ACTIVITY> Give the number of lines below that contain the word "Sales", and nothing else.

Stored entries
####################

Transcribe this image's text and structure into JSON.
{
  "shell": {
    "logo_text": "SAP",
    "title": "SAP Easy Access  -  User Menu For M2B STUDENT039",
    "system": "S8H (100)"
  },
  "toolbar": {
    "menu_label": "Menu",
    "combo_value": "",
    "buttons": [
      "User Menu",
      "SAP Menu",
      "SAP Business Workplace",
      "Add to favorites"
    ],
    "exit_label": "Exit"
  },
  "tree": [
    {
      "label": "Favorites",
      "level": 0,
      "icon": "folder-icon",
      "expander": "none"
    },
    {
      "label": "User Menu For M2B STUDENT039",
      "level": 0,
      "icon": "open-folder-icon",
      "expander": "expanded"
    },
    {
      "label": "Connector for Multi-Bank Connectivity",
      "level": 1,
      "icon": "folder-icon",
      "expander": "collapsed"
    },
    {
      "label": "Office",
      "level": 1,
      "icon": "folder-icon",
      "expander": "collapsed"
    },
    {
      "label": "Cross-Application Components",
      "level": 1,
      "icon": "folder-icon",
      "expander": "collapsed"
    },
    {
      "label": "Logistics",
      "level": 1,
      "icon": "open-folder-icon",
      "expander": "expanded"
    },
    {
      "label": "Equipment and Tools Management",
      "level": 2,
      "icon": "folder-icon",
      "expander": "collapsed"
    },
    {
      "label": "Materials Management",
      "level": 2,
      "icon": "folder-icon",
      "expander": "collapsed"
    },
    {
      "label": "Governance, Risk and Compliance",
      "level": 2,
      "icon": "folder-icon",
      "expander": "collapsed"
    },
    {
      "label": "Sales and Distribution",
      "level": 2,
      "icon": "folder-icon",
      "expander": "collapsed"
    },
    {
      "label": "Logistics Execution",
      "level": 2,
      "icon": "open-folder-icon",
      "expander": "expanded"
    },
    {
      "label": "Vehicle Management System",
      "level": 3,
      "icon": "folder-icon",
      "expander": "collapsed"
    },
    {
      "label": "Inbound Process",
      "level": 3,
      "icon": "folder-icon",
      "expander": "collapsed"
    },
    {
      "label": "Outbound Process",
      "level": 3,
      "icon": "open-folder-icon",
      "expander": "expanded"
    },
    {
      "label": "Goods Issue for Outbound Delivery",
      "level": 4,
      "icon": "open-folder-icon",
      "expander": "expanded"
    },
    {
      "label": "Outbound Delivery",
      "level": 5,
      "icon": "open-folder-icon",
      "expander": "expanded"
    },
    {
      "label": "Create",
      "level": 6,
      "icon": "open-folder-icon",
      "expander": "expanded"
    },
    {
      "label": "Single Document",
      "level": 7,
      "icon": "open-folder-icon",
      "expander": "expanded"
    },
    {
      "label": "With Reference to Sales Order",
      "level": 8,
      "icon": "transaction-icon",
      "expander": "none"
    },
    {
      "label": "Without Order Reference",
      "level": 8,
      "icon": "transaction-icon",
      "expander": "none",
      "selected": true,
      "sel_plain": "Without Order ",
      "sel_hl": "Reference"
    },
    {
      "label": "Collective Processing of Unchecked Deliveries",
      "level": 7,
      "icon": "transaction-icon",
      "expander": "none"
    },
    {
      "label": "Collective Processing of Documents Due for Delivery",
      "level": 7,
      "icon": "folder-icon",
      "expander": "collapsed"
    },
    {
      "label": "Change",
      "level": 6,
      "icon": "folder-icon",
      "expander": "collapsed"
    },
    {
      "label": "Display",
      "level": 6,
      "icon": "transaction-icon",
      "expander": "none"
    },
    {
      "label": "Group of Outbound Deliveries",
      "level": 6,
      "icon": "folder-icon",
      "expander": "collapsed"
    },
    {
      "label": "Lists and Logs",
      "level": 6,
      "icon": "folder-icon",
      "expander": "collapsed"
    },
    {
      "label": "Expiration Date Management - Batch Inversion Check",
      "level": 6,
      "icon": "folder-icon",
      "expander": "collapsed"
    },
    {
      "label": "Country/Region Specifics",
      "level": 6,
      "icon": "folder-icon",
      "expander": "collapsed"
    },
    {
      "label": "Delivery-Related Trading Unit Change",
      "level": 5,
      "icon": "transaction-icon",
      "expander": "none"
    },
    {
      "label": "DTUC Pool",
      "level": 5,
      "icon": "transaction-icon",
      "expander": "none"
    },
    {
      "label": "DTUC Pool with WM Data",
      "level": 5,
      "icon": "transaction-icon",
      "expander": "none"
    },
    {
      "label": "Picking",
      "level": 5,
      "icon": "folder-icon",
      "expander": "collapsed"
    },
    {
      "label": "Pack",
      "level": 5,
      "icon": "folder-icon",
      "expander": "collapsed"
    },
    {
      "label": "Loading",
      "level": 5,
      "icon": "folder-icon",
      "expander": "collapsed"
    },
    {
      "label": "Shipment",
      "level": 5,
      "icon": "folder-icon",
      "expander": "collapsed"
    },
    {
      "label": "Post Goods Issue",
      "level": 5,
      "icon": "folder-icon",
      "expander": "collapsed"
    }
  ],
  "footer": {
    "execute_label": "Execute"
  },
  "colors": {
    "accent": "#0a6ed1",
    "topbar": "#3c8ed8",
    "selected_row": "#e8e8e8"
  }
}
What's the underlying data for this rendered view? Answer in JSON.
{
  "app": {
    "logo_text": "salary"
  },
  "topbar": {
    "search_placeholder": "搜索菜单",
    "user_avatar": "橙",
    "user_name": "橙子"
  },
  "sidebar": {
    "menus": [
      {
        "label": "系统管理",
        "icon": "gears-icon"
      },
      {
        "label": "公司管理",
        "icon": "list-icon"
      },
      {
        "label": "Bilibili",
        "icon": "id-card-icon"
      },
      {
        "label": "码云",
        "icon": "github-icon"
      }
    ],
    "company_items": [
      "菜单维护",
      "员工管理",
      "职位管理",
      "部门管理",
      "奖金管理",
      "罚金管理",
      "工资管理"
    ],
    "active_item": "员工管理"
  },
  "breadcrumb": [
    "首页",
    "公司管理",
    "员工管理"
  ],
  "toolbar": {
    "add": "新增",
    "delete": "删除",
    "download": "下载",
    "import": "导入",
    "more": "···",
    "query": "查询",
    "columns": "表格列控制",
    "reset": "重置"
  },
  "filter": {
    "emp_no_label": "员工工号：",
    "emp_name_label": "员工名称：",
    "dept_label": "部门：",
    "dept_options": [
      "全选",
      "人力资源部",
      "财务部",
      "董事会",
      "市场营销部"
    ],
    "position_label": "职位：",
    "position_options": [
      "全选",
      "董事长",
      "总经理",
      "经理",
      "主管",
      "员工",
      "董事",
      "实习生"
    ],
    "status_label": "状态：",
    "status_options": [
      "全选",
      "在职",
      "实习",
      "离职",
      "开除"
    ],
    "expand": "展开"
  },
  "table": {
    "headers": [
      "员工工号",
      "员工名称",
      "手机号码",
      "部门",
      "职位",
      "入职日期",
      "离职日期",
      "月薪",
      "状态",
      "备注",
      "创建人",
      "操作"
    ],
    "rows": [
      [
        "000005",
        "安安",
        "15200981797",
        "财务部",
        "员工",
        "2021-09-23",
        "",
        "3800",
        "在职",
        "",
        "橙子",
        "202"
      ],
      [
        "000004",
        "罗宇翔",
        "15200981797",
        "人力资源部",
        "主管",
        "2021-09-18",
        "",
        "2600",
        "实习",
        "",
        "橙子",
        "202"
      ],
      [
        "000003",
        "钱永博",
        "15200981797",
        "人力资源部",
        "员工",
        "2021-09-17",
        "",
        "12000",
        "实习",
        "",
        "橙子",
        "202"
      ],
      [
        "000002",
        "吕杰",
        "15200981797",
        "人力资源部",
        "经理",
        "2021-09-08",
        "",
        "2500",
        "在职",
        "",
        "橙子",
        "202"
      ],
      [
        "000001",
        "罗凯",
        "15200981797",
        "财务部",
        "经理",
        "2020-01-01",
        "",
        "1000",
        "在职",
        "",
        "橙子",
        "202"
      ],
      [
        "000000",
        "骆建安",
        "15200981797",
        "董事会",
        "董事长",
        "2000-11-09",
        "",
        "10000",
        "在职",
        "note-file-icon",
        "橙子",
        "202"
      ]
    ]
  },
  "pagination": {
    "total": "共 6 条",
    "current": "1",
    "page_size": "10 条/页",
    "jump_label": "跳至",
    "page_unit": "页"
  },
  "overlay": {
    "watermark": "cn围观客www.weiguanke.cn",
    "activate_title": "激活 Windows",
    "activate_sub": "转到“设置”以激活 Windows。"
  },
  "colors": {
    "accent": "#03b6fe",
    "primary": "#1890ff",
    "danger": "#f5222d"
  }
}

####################

PROBLEM SOLUTION> 2